TO DO: Go over the data and copy out each line with "minut" in it.

TASK MATERIAL:
'''
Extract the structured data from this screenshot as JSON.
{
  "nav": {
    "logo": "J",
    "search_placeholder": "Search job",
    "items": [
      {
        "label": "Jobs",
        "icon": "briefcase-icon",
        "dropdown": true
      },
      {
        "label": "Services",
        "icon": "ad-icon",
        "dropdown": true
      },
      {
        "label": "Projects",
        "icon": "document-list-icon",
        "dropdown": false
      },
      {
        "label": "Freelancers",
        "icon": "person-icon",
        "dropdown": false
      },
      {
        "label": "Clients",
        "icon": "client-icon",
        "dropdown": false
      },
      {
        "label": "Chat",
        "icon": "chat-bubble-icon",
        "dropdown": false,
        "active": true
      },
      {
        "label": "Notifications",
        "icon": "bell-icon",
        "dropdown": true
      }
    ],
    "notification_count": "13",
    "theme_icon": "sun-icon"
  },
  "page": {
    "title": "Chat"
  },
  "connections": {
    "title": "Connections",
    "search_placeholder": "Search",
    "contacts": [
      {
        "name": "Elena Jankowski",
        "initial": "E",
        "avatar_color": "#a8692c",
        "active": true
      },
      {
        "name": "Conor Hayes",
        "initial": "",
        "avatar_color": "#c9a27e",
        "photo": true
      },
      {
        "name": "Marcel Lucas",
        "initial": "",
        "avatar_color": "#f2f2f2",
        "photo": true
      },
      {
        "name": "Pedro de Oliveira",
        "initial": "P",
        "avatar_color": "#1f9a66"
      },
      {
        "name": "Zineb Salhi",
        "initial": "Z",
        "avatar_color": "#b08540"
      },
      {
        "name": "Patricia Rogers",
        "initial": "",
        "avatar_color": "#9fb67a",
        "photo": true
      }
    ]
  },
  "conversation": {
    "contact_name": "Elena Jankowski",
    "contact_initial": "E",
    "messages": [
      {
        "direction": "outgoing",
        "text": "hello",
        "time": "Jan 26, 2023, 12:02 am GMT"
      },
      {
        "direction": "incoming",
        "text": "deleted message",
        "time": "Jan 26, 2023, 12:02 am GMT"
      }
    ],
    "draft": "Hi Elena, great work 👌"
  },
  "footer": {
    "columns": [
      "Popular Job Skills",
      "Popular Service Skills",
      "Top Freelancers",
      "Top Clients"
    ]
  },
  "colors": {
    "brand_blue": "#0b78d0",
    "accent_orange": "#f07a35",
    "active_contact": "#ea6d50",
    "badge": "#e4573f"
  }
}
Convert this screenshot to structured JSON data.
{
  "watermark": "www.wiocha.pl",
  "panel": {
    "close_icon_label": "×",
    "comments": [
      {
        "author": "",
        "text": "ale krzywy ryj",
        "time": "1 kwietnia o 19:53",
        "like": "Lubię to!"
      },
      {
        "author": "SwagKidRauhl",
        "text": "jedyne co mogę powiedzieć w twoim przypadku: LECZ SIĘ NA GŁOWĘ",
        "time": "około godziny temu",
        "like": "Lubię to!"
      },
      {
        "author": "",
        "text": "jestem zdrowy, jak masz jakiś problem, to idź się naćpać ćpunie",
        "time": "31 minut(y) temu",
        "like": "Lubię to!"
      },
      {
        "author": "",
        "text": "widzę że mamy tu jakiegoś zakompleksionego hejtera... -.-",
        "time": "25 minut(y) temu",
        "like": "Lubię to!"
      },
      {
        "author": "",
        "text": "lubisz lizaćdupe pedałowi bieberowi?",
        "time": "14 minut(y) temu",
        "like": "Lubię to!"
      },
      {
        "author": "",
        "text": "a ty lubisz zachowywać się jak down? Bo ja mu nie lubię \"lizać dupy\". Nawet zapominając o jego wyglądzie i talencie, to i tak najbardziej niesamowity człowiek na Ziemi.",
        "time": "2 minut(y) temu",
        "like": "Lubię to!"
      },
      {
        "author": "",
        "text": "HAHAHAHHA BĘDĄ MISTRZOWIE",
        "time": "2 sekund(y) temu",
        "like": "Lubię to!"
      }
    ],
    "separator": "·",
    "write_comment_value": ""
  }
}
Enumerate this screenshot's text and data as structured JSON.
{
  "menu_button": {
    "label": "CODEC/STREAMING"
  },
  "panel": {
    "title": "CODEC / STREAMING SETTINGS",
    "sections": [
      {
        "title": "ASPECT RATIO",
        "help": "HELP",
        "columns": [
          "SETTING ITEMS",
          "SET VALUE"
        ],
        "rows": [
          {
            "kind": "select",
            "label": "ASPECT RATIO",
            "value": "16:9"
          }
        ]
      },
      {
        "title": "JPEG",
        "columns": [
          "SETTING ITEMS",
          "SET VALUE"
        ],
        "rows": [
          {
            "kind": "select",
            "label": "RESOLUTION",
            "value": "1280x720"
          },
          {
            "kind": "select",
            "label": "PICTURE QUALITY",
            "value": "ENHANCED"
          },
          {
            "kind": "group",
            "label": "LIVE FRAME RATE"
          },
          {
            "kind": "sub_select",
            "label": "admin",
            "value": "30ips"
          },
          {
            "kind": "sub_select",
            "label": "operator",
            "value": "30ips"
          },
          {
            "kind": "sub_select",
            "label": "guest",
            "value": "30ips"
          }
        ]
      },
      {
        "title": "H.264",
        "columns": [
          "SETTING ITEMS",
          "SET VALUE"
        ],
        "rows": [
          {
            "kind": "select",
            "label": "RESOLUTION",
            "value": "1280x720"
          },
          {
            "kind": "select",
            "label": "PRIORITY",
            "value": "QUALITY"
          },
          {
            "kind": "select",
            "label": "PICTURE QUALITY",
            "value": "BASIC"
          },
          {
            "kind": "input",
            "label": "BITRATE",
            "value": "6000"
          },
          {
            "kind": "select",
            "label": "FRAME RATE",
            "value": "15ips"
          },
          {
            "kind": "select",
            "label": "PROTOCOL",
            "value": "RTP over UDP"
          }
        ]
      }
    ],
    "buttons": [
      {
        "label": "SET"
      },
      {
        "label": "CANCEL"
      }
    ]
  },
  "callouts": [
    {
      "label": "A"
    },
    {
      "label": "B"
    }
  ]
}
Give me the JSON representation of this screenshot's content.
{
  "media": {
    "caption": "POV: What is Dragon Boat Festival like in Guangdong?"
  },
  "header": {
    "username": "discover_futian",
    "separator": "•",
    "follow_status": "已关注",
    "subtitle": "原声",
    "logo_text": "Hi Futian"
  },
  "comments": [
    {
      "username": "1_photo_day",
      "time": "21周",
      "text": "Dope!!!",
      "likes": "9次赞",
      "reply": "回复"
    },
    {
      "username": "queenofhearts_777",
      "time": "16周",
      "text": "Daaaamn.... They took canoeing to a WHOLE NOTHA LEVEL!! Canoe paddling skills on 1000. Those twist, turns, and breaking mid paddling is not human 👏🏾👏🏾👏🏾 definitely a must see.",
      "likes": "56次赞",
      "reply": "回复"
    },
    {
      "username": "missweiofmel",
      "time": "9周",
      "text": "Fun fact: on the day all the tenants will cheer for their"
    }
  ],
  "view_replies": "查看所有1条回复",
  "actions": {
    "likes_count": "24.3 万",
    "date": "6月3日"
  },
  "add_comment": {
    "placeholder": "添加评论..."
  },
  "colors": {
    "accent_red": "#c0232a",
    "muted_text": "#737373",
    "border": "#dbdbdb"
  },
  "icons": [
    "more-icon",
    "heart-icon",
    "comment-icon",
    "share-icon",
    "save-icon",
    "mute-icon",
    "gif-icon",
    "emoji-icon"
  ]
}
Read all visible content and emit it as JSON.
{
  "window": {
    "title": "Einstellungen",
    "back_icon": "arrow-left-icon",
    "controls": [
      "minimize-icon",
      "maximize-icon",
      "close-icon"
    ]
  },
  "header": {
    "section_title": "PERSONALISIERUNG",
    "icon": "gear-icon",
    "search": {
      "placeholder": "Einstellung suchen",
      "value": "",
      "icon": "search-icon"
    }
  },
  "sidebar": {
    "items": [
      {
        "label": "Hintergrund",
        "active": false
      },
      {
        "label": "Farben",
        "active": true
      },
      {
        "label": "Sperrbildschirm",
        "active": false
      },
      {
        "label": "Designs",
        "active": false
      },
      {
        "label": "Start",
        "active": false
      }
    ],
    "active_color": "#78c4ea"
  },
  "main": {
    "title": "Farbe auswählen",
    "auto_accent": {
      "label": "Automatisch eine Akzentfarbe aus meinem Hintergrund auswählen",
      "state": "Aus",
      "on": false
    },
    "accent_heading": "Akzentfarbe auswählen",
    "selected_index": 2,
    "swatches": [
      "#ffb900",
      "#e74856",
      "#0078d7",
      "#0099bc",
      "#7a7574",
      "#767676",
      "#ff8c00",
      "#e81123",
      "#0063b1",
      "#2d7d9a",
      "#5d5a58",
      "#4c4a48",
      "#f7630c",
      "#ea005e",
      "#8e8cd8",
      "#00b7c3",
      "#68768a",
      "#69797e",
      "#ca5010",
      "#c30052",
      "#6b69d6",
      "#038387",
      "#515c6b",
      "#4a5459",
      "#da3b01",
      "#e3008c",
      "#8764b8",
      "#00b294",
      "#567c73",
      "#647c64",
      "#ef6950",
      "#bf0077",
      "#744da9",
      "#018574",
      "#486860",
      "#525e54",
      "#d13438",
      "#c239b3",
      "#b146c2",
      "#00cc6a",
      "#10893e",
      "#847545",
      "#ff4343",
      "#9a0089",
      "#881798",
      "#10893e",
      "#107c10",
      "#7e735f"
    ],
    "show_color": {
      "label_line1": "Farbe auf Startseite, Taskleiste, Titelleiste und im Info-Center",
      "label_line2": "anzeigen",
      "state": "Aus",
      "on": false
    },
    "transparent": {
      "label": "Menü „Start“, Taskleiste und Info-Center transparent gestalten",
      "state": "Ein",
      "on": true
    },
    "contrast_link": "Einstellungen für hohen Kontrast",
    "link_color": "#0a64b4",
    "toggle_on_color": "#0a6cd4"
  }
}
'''
RESPONSE BOX:
        "time": "31 minut(y) temu",
        "time": "25 minut(y) temu",
        "time": "14 minut(y) temu",
        "time": "2 minut(y) temu",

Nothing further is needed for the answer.